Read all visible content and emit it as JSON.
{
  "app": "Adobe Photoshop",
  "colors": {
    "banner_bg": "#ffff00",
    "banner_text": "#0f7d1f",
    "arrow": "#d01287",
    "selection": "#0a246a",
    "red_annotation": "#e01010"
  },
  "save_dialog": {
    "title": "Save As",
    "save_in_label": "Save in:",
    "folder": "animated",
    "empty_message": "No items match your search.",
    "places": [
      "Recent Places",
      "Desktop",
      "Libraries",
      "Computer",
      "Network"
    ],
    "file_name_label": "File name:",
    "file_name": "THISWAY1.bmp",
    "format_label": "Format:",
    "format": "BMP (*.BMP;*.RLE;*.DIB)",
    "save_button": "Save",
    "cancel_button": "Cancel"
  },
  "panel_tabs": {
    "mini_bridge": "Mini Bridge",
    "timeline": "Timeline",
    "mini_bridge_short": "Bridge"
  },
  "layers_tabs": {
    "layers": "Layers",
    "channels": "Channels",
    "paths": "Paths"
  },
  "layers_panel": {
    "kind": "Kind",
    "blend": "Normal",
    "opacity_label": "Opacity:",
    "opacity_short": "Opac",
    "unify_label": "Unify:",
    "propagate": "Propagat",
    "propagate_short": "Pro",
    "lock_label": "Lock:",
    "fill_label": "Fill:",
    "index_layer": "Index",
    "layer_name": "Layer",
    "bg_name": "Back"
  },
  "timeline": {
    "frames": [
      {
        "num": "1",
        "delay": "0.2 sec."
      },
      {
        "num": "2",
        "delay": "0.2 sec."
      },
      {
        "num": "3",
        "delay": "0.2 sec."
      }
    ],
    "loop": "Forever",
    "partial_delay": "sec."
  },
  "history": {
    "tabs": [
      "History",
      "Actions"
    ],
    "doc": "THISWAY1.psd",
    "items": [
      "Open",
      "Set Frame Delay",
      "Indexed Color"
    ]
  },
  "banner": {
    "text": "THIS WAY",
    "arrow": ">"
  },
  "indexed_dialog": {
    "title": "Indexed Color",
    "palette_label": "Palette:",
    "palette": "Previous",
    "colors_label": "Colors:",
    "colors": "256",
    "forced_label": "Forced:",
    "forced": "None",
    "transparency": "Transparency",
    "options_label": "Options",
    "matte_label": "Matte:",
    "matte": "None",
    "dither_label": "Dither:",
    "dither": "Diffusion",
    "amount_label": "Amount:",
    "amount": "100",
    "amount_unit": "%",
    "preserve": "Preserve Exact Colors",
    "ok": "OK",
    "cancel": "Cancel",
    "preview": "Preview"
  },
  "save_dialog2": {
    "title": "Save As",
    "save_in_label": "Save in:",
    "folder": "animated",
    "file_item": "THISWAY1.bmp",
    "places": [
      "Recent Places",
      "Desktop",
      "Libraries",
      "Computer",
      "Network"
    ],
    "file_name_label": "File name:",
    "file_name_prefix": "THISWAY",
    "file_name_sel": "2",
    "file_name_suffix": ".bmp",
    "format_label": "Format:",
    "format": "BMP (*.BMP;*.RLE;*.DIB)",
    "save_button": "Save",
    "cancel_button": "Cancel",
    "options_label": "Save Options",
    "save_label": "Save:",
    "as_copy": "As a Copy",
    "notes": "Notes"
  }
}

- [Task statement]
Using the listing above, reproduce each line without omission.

- [Response to this exercise]
Read all visible content and emit it as JSON.
{
  "app": "Adobe Photoshop",
  "colors": {
    "banner_bg": "#ffff00",
    "banner_text": "#0f7d1f",
    "arrow": "#d01287",
    "selection": "#0a246a",
    "red_annotation": "#e01010"
  },
  "save_dialog": {
    "title": "Save As",
    "save_in_label": "Save in:",
    "folder": "animated",
    "empty_message": "No items match your search.",
    "places": [
      "Recent Places",
      "Desktop",
      "Libraries",
      "Computer",
      "Network"
    ],
    "file_name_label": "File name:",
    "file_name": "THISWAY1.bmp",
    "format_label": "Format:",
    "format": "BMP (*.BMP;*.RLE;*.DIB)",
    "save_button": "Save",
    "cancel_button": "Cancel"
  },
  "panel_tabs": {
    "mini_bridge": "Mini Bridge",
    "timeline": "Timeline",
    "mini_bridge_short": "Bridge"
  },
  "layers_tabs": {
    "layers": "Layers",
    "channels": "Channels",
    "paths": "Paths"
  },
  "layers_panel": {
    "kind": "Kind",
    "blend": "Normal",
    "opacity_label": "Opacity:",
    "opacity_short": "Opac",
    "unify_label": "Unify:",
    "propagate": "Propagat",
    "propagate_short": "Pro",
    "lock_label": "Lock:",
    "fill_label": "Fill:",
    "index_layer": "Index",
    "layer_name": "Layer",
    "bg_name": "Back"
  },
  "timeline": {
    "frames": [
      {
        "num": "1",
        "delay": "0.2 sec."
      },
      {
        "num": "2",
        "delay": "0.2 sec."
      },
      {
        "num": "3",
        "delay": "0.2 sec."
      }
    ],
    "loop": "Forever",
    "partial_delay": "sec."
  },
  "history": {
    "tabs": [
      "History",
      "Actions"
    ],
    "doc": "THISWAY1.psd",
    "items": [
      "Open",
      "Set Frame Delay",
      "Indexed Color"
    ]
  },
  "banner": {
    "text": "THIS WAY",
    "arrow": ">"
  },
  "indexed_dialog": {
    "title": "Indexed Color",
    "palette_label": "Palette:",
    "palette": "Previous",
    "colors_label": "Colors:",
    "colors": "256",
    "forced_label": "Forced:",
    "forced": "None",
    "transparency": "Transparency",
    "options_label": "Options",
    "matte_label": "Matte:",
    "matte": "None",
    "dither_label": "Dither:",
    "dither": "Diffusion",
    "amount_label": "Amount:",
    "amount": "100",
    "amount_unit": "%",
    "preserve": "Preserve Exact Colors",
    "ok": "OK",
    "cancel": "Cancel",
    "preview": "Preview"
  },
  "save_dialog2": {
    "title": "Save As",
    "save_in_label": "Save in:",
    "folder": "animated",
    "file_item": "THISWAY1.bmp",
    "places": [
      "Recent Places",
      "Desktop",
      "Libraries",
      "Computer",
      "Network"
    ],
    "file_name_label": "File name:",
    "file_name_prefix": "THISWAY",
    "file_name_sel": "2",
    "file_name_suffix": ".bmp",
    "format_label": "Format:",
    "format": "BMP (*.BMP;*.RLE;*.DIB)",
    "save_button": "Save",
    "cancel_button": "Cancel",
    "options_label": "Save Options",
    "save_label": "Save:",
    "as_copy": "As a Copy",
    "notes": "Notes"
  }
}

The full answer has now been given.